I'd like to share today a book that was quite useful to me when I was waiting for baby 3's arrival.
This is a relatively new venture from the Happy Birthing Company: a guide to planning and engaging with your birth.
I agree so strongly with this statement on the back cover. You can't predict what kind of birth you will experience, you can't really choose to have no complications, but you can stack the odds of getting your desired outcomes in your favour. I prefer the language of birth preferences rather than plans, because I feel this better reflects the reality of birth. We might prefer not to have a medicalised delivery, but if we have informed ourselves about the circumstances under which one might be necessary, and explore how we might like it to go in such eventuality, we will surely be in a better position for a positive birth than if we only plan for the outcomes we want but face the situation we don't.
This lovely little book functions as a set of prompts for exploring your own birth preferences. Whether you are starting with a clear idea of what sort of birth might be the right one for you, or if you are starting right at the beginning of the journey with no ideas at all, these prompts can really help you to make your own informed decisions about birth. Small, light, and spiral bound so that it stays open and flat, the book is ideal for tucking in with maternity notes or into your birth bag (you can also download a PDF). It has plenty of space for you to write your thoughts and preferences, as well as prompts to encourage you to do your own research about important decisions.

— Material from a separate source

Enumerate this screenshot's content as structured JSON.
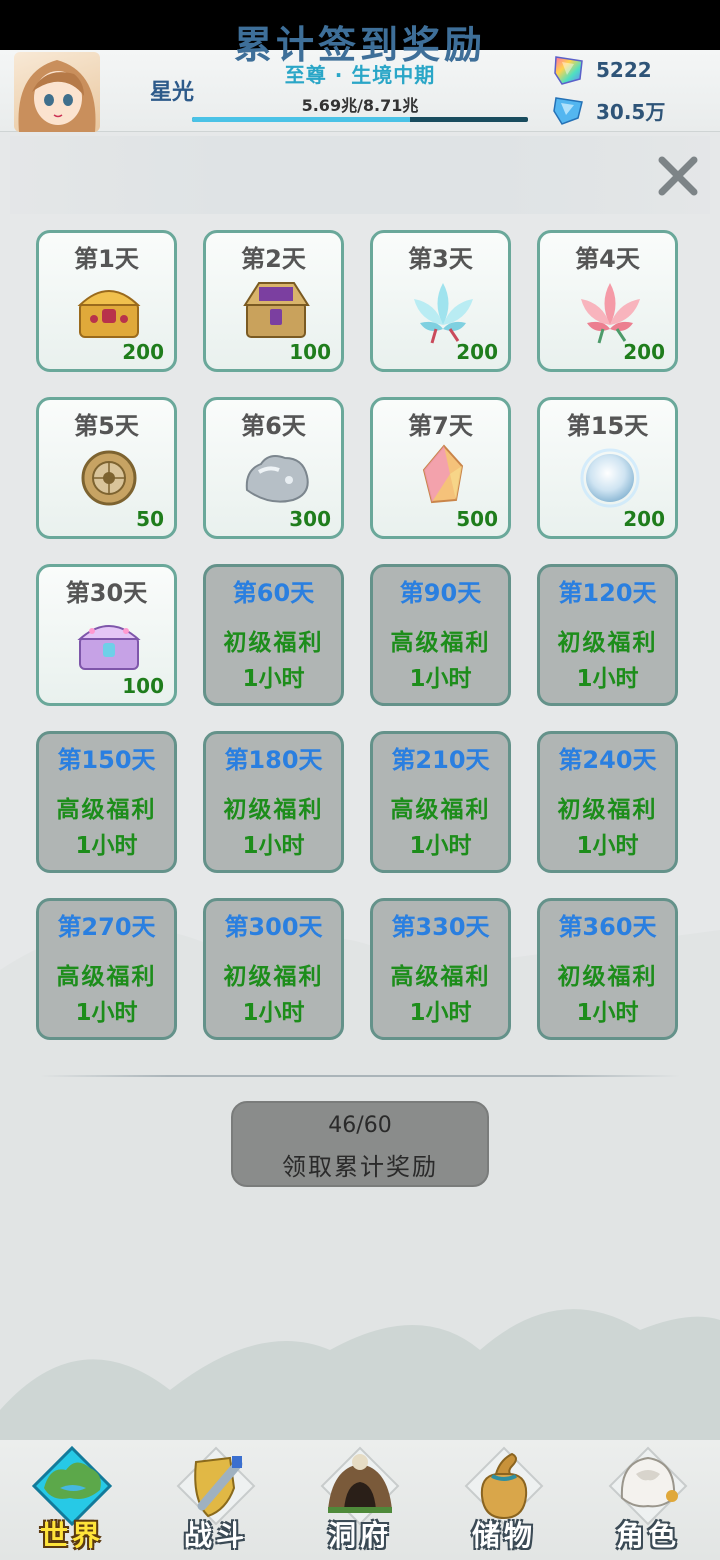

This little book was a great tool for Husband and me in preparing for the birth of Baby 3. It provided the starting point for important conversations and decisions that we had to have, and I highly recommend expectant families use it in this way: as a guide and starting point for communication with each other and with care givers, or perhaps a doula. I think that the range of subjects mentioned will give every expectant parent something to think about, something they need to research further and inform themselves about. I hope this really takes off, because it has the potential to make a big difference to outcomes for mothers.